_INPUT MATERIAL_:
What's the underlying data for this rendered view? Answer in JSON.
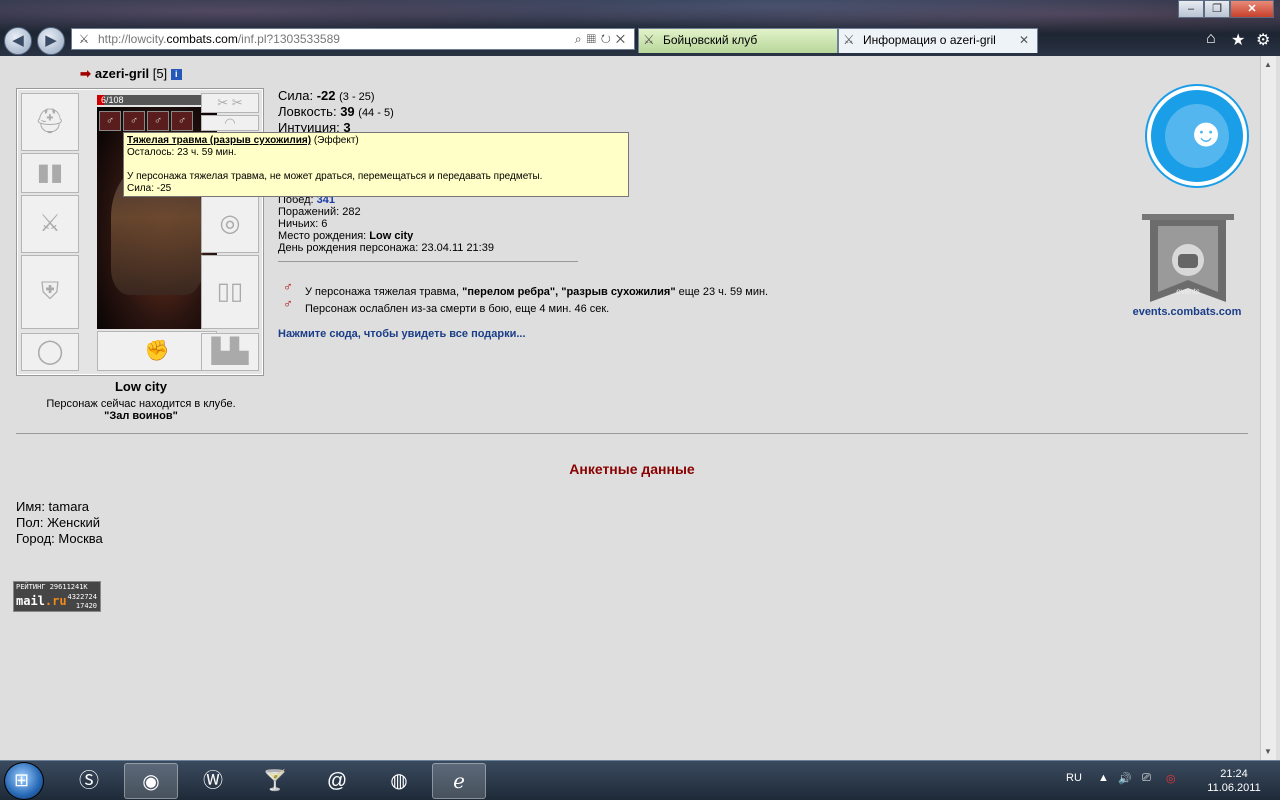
{
  "browser": {
    "url_prefix": "http://lowcity.",
    "url_domain": "combats.com",
    "url_suffix": "/inf.pl?1303533589",
    "tabs": [
      {
        "label": "Бойцовский клуб"
      },
      {
        "label": "Информация о azeri-gril"
      }
    ],
    "window_buttons": {
      "min": "–",
      "max": "❐",
      "close": "✕"
    }
  },
  "character": {
    "nick": "azeri-gril",
    "level": "[5]",
    "hp": "6/108",
    "hp_fraction": 0.06,
    "city": "Low city",
    "location_text": "Персонаж сейчас находится в клубе.",
    "room": "\"Зал воинов\""
  },
  "stats": [
    {
      "label": "Сила: ",
      "value": "-22",
      "range": "(3 - 25)"
    },
    {
      "label": "Ловкость: ",
      "value": "39",
      "range": "(44 - 5)"
    },
    {
      "label": "Интуиция: ",
      "value": "3",
      "range": ""
    }
  ],
  "record": {
    "wins_label": "Побед: ",
    "wins": "341",
    "losses": "Поражений: 282",
    "draws": "Ничьих: 6",
    "birthplace_label": "Место рождения: ",
    "birthplace": "Low city",
    "birthday": "День рождения персонажа: 23.04.11 21:39"
  },
  "trauma": {
    "line1_prefix": "У персонажа тяжелая травма, ",
    "line1_bold": "\"перелом ребра\", \"разрыв сухожилия\"",
    "line1_suffix": " еще 23 ч. 59 мин.",
    "line2": "Персонаж ослаблен из-за смерти в бою, еще 4 мин. 46 сек."
  },
  "gifts_link": "Нажмите сюда, чтобы увидеть все подарки...",
  "tooltip": {
    "title": "Тяжелая травма (разрыв сухожилия)",
    "type": " (Эффект)",
    "remaining": "Осталось: 23 ч. 59 мин.",
    "description": "У персонажа тяжелая травма, не может драться, перемещаться и передавать предметы.",
    "effect": "Сила: -25"
  },
  "events": {
    "badge": "events",
    "link": "events.combats.com"
  },
  "profile": {
    "heading": "Анкетные данные",
    "name": "Имя: tamara",
    "gender": "Пол: Женский",
    "city": "Город: Москва"
  },
  "counter": {
    "line1": "РЕЙТИНГ 29611241К",
    "brand_a": "mail",
    "brand_b": ".ru",
    "num1": "4322724",
    "num2": "17420"
  },
  "taskbar": {
    "lang": "RU",
    "time": "21:24",
    "date": "11.06.2011"
  }
}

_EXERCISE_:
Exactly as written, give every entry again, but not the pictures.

_ANSWER TO THIS PROBLEM_:
What's the underlying data for this rendered view? Answer in JSON.
{
  "browser": {
    "url_prefix": "http://lowcity.",
    "url_domain": "combats.com",
    "url_suffix": "/inf.pl?1303533589",
    "tabs": [
      {
        "label": "Бойцовский клуб"
      },
      {
        "label": "Информация о azeri-gril"
      }
    ],
    "window_buttons": {
      "min": "–",
      "max": "❐",
      "close": "✕"
    }
  },
  "character": {
    "nick": "azeri-gril",
    "level": "[5]",
    "hp": "6/108",
    "hp_fraction": 0.06,
    "city": "Low city",
    "location_text": "Персонаж сейчас находится в клубе.",
    "room": "\"Зал воинов\""
  },
  "stats": [
    {
      "label": "Сила: ",
      "value": "-22",
      "range": "(3 - 25)"
    },
    {
      "label": "Ловкость: ",
      "value": "39",
      "range": "(44 - 5)"
    },
    {
      "label": "Интуиция: ",
      "value": "3",
      "range": ""
    }
  ],
  "record": {
    "wins_label": "Побед: ",
    "wins": "341",
    "losses": "Поражений: 282",
    "draws": "Ничьих: 6",
    "birthplace_label": "Место рождения: ",
    "birthplace": "Low city",
    "birthday": "День рождения персонажа: 23.04.11 21:39"
  },
  "trauma": {
    "line1_prefix": "У персонажа тяжелая травма, ",
    "line1_bold": "\"перелом ребра\", \"разрыв сухожилия\"",
    "line1_suffix": " еще 23 ч. 59 мин.",
    "line2": "Персонаж ослаблен из-за смерти в бою, еще 4 мин. 46 сек."
  },
  "gifts_link": "Нажмите сюда, чтобы увидеть все подарки...",
  "tooltip": {
    "title": "Тяжелая травма (разрыв сухожилия)",
    "type": " (Эффект)",
    "remaining": "Осталось: 23 ч. 59 мин.",
    "description": "У персонажа тяжелая травма, не может драться, перемещаться и передавать предметы.",
    "effect": "Сила: -25"
  },
  "events": {
    "badge": "events",
    "link": "events.combats.com"
  },
  "profile": {
    "heading": "Анкетные данные",
    "name": "Имя: tamara",
    "gender": "Пол: Женский",
    "city": "Город: Москва"
  },
  "counter": {
    "line1": "РЕЙТИНГ 29611241К",
    "brand_a": "mail",
    "brand_b": ".ru",
    "num1": "4322724",
    "num2": "17420"
  },
  "taskbar": {
    "lang": "RU",
    "time": "21:24",
    "date": "11.06.2011"
  }
}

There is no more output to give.